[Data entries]
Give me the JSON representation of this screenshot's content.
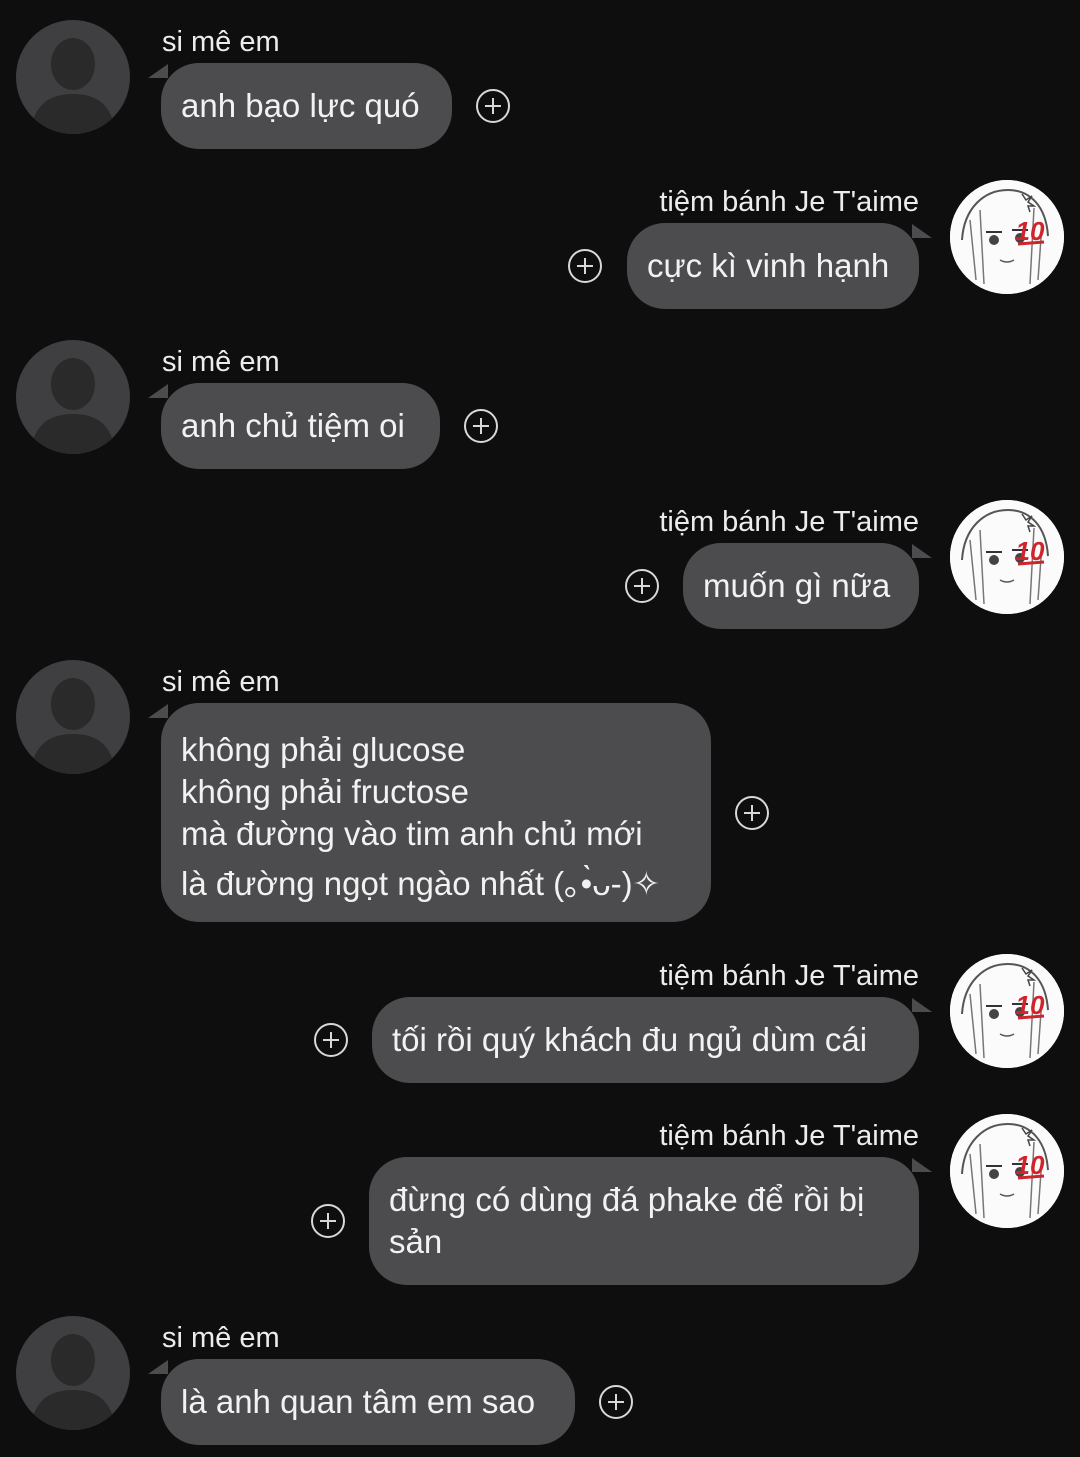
{
  "contacts": {
    "left_name": "si mê em",
    "right_name": "tiệm bánh Je T'aime",
    "right_badge": "10"
  },
  "messages": [
    {
      "sender": "si mê em",
      "side": "left",
      "text": "anh bạo lực quó"
    },
    {
      "sender": "tiệm bánh Je T'aime",
      "side": "right",
      "text": "cực kì vinh hạnh"
    },
    {
      "sender": "si mê em",
      "side": "left",
      "text": "anh chủ tiệm oi"
    },
    {
      "sender": "tiệm bánh Je T'aime",
      "side": "right",
      "text": "muốn gì nữa"
    },
    {
      "sender": "si mê em",
      "side": "left",
      "lines": [
        "không phải glucose",
        "không phải fructose",
        "mà đường vào tim anh chủ mới",
        "là đường ngọt ngào nhất (｡•̀ᴗ-)✧"
      ]
    },
    {
      "sender": "tiệm bánh Je T'aime",
      "side": "right",
      "text": "tối rồi quý khách đu ngủ dùm cái"
    },
    {
      "sender": "tiệm bánh Je T'aime",
      "side": "right",
      "lines": [
        "đừng có dùng đá phake để rồi bị",
        "sản"
      ]
    },
    {
      "sender": "si mê em",
      "side": "left",
      "text": "là anh quan tâm em sao"
    }
  ],
  "icons": {
    "reaction": "add-reaction-icon",
    "default_avatar": "default-avatar-icon",
    "anime_avatar": "anime-avatar-icon"
  },
  "colors": {
    "background": "#0e0e0f",
    "bubble": "#4c4c4e",
    "text": "#f2f2f2",
    "badge": "#d0242c"
  }
}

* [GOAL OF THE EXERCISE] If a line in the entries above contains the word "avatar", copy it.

* [SOLUTION TO THIS TASK]
    "default_avatar": "default-avatar-icon",
    "anime_avatar": "anime-avatar-icon"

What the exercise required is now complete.